Properties of Al-Mg Alloys and Vacancies in Al: a First-Principles Investigation
Phase transformations such as precipitation are used to control the strength of many technologically important aluminum alloys. In precipitation hardening, the material is heat treated and aged to produce precipitates, small particles of a different phase, in the matrix. The age-hardened alloy is stronger because dislocation motion is impeded by the precipitates. In the binary Al-Mg alloys, the first stages of the precipitation sequence remain partly unclear. Also, they are interesting as model systems for the development of new methods for simulation and analysis of precipitation processes.
This thesis is a study of atomic scale structures and energetics in Al and Al-Mg alloys. In the first part, vacancies in aluminum have been studied with density functional theory (DFT). The formation energies for mono- and divacancies were calculated, as well as the corresponding vibrational formation entropies. The temperature dependence of the formation energies and entropies was calculated with an embedded atom model (EAM) potential fitted to data from DFT calculations. We show that the divacancy is thermodynamically unstable, and that anharmonic atomic vibrations explain the non-Arrhenius temperature dependence of the vacancy concentration found experimentally.
In the second part, the properties of coherent precipitates in Al-Mg alloys, especially the β" phase, are analyzed. The performance of the orbital-free density functional theory (OF-DFT) method was tested by calculation of the lattice parameters, bulk moduli, and energies of the fcc Al, hcp and bcc Mg, and β" phases. The results confirm the transferability of the recently developed kinetic energy functional with a density-dependent kernel.
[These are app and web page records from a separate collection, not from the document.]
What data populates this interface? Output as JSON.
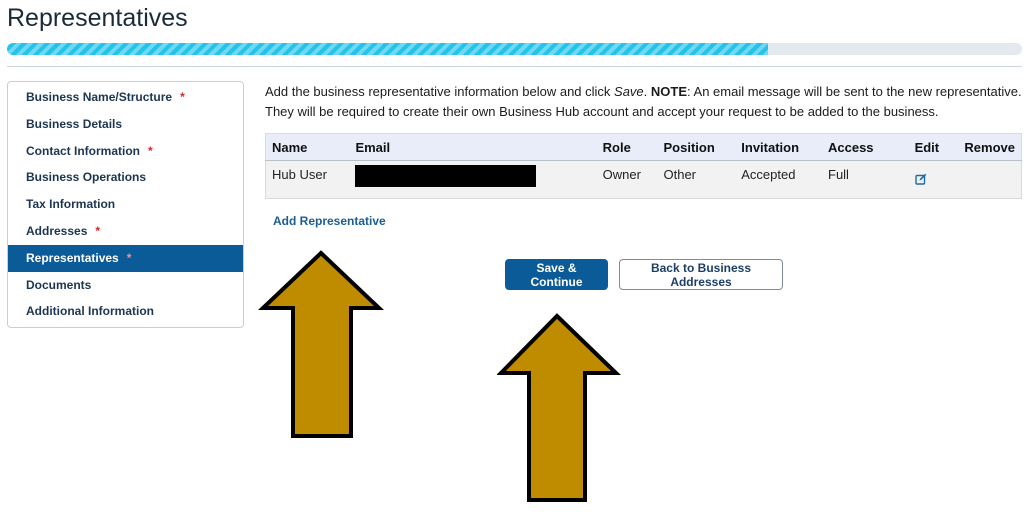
{
  "page": {
    "title": "Representatives",
    "progress": 0.75
  },
  "sidebar": {
    "items": [
      {
        "label": "Business Name/Structure",
        "required": "*"
      },
      {
        "label": "Business Details",
        "required": ""
      },
      {
        "label": "Contact Information",
        "required": "*"
      },
      {
        "label": "Business Operations",
        "required": ""
      },
      {
        "label": "Tax Information",
        "required": ""
      },
      {
        "label": "Addresses",
        "required": "*"
      },
      {
        "label": "Representatives",
        "required": "*"
      },
      {
        "label": "Documents",
        "required": ""
      },
      {
        "label": "Additional Information",
        "required": ""
      }
    ]
  },
  "intro": {
    "part1": "Add the business representative information below and click ",
    "save_word": "Save",
    "part2": ". ",
    "note_label": "NOTE",
    "part3": ": An email message will be sent to the new representative. They will be required to create their own Business Hub account and accept your request to be added to the business."
  },
  "table": {
    "headers": [
      "Name",
      "Email",
      "Role",
      "Position",
      "Invitation",
      "Access",
      "Edit",
      "Remove"
    ],
    "rows": [
      {
        "name": "Hub User",
        "role": "Owner",
        "position": "Other",
        "invitation": "Accepted",
        "access": "Full"
      }
    ]
  },
  "actions": {
    "add_representative": "Add Representative",
    "save_continue": "Save & Continue",
    "back": "Back to Business Addresses"
  },
  "colors": {
    "accent": "#0a5b97",
    "progress": "#23c3ea",
    "required": "#d9262c",
    "annotation_arrow": "#bf8c00"
  },
  "icons": {
    "edit": "edit-icon",
    "annotation": "up-arrow"
  }
}
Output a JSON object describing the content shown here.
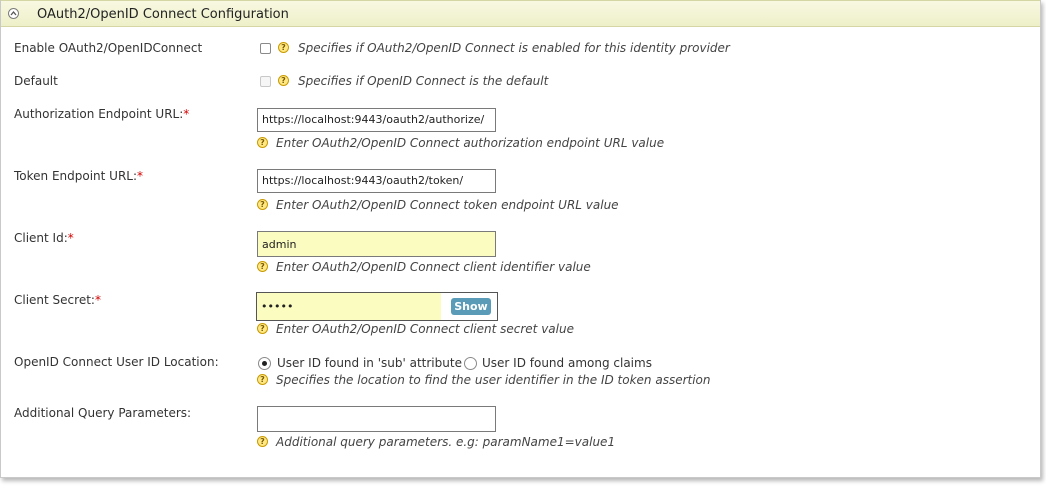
{
  "header": {
    "title": "OAuth2/OpenID Connect Configuration"
  },
  "enable": {
    "label": "Enable OAuth2/OpenIDConnect",
    "hint": "Specifies if OAuth2/OpenID Connect is enabled for this identity provider"
  },
  "default": {
    "label": "Default",
    "hint": "Specifies if OpenID Connect is the default"
  },
  "auth_endpoint": {
    "label": "Authorization Endpoint URL:",
    "required": "*",
    "value": "https://localhost:9443/oauth2/authorize/",
    "hint": "Enter OAuth2/OpenID Connect authorization endpoint URL value"
  },
  "token_endpoint": {
    "label": "Token Endpoint URL:",
    "required": "*",
    "value": "https://localhost:9443/oauth2/token/",
    "hint": "Enter OAuth2/OpenID Connect token endpoint URL value"
  },
  "client_id": {
    "label": "Client Id:",
    "required": "*",
    "value": "admin",
    "hint": "Enter OAuth2/OpenID Connect client identifier value"
  },
  "client_secret": {
    "label": "Client Secret:",
    "required": "*",
    "value": "•••••",
    "show_label": "Show",
    "hint": "Enter OAuth2/OpenID Connect client secret value"
  },
  "user_id_location": {
    "label": "OpenID Connect User ID Location:",
    "option_sub": "User ID found in 'sub' attribute",
    "option_claims": "User ID found among claims",
    "hint": "Specifies the location to find the user identifier in the ID token assertion"
  },
  "query_params": {
    "label": "Additional Query Parameters:",
    "value": "",
    "hint": "Additional query parameters. e.g: paramName1=value1"
  },
  "colors": {
    "header_bg": "#eef0c9",
    "required": "#d60000",
    "filled_input": "#fbfcc0",
    "show_button": "#5a9cb7"
  }
}
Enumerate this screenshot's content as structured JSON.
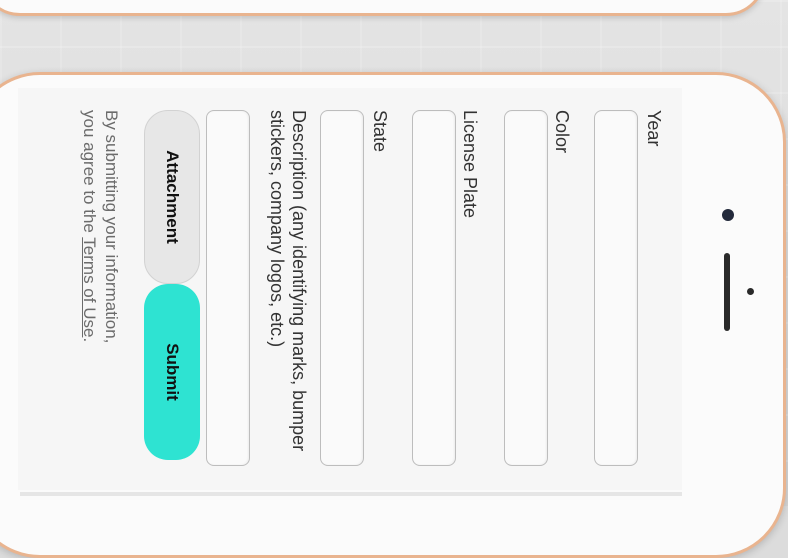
{
  "form": {
    "year_label": "Year",
    "color_label": "Color",
    "plate_label": "License Plate",
    "state_label": "State",
    "description_label": "Description (any identifying marks, bumper stickers, company logos, etc.)",
    "year_value": "",
    "color_value": "",
    "plate_value": "",
    "state_value": "",
    "description_value": ""
  },
  "buttons": {
    "attachment": "Attachment",
    "submit": "Submit"
  },
  "terms": {
    "line1": "By submitting your information,",
    "prefix": "you agree to the",
    "link": "Terms of Use",
    "suffix": "."
  },
  "colors": {
    "submit_accent": "#2ee3d2",
    "phone_trim": "#e9b48f"
  }
}
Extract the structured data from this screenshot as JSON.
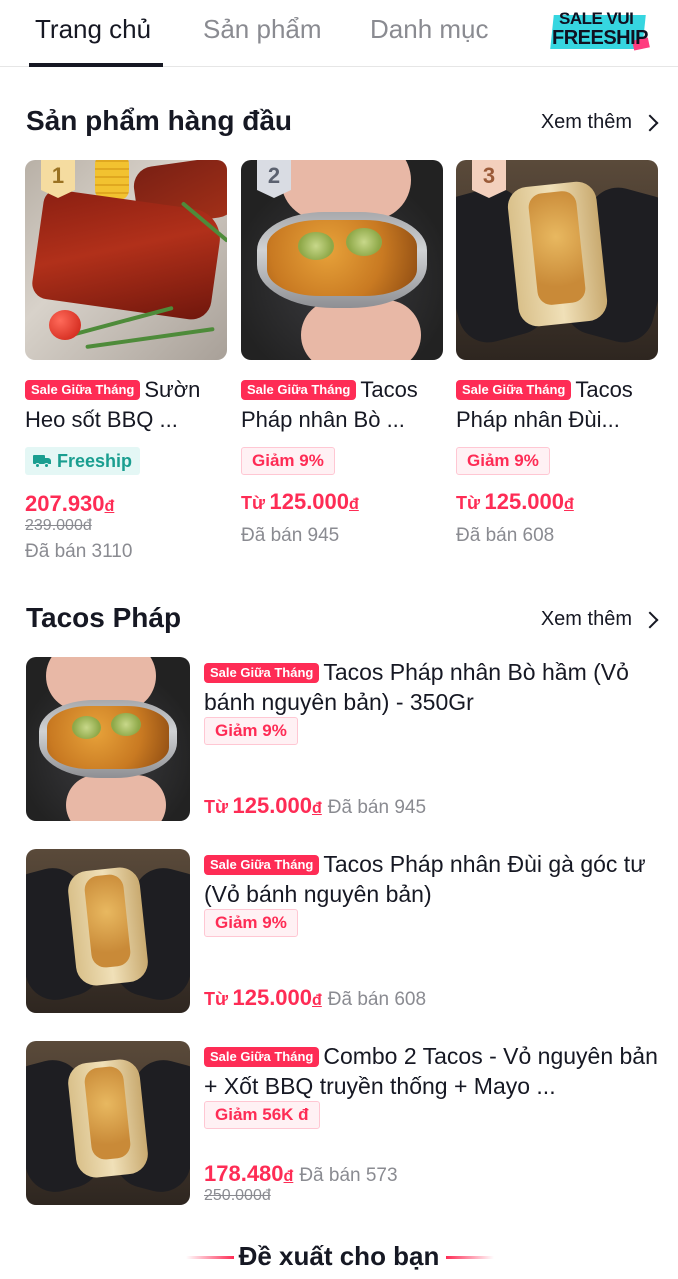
{
  "tabs": [
    {
      "label": "Trang chủ",
      "active": true
    },
    {
      "label": "Sản phẩm",
      "active": false
    },
    {
      "label": "Danh mục",
      "active": false
    }
  ],
  "promo_badge": {
    "line1": "SALE VUI",
    "line2": "FREESHIP"
  },
  "sections": {
    "top": {
      "title": "Sản phẩm hàng đầu",
      "see_more": "Xem thêm",
      "items": [
        {
          "rank": "1",
          "tag": "Sale Giữa Tháng",
          "name": "Sườn Heo sốt BBQ ...",
          "badge": "Freeship",
          "price_prefix": "",
          "price": "207.930",
          "currency": "đ",
          "old_price": "239.000đ",
          "sold": "Đã bán 3110"
        },
        {
          "rank": "2",
          "tag": "Sale Giữa Tháng",
          "name": "Tacos Pháp nhân Bò ...",
          "badge": "Giảm 9%",
          "price_prefix": "Từ",
          "price": "125.000",
          "currency": "đ",
          "old_price": "",
          "sold": "Đã bán 945"
        },
        {
          "rank": "3",
          "tag": "Sale Giữa Tháng",
          "name": "Tacos Pháp nhân Đùi...",
          "badge": "Giảm 9%",
          "price_prefix": "Từ",
          "price": "125.000",
          "currency": "đ",
          "old_price": "",
          "sold": "Đã bán 608"
        }
      ]
    },
    "tacos": {
      "title": "Tacos Pháp",
      "see_more": "Xem thêm",
      "items": [
        {
          "tag": "Sale Giữa Tháng",
          "name": "Tacos Pháp nhân Bò hầm (Vỏ bánh nguyên bản) - 350Gr",
          "badge": "Giảm 9%",
          "price_prefix": "Từ",
          "price": "125.000",
          "currency": "đ",
          "old_price": "",
          "sold": "Đã bán 945"
        },
        {
          "tag": "Sale Giữa Tháng",
          "name": "Tacos Pháp nhân Đùi gà góc tư (Vỏ bánh nguyên bản)",
          "badge": "Giảm 9%",
          "price_prefix": "Từ",
          "price": "125.000",
          "currency": "đ",
          "old_price": "",
          "sold": "Đã bán 608"
        },
        {
          "tag": "Sale Giữa Tháng",
          "name": "Combo 2 Tacos - Vỏ nguyên bản + Xốt BBQ truyền thống + Mayo ...",
          "badge": "Giảm 56K đ",
          "price_prefix": "",
          "price": "178.480",
          "currency": "đ",
          "old_price": "250.000đ",
          "sold": "Đã bán 573"
        }
      ]
    }
  },
  "recommend": {
    "title": "Đề xuất cho bạn"
  },
  "colors": {
    "accent": "#fe2c55",
    "freeship": "#1a9e90",
    "text": "#161823",
    "muted": "#8a8b91"
  },
  "icons": {
    "see_more": "chevron-right-icon",
    "freeship": "truck-icon"
  }
}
Furthermore, the properties of the first stages of the nucleation of the β" phase have been investigated with both experiments and simulations. With the mixed space cluster expansion (MSCE) method, the configurations for different temperatures, aging times, and alloy compositions have been calculated and the results are analyzed with the same methods as for the experimental data. The conclusion is that clustering of Mg atoms occur relatively quickly in the material, while the transformation to ordered β" requires longer aging times. Also, the energy of precipitation of coherent clusters in Al-Mg alloys has been investigated with both the MSCE and EAM potentials. The results are within the range of experimental data derived from calorimetric measurements.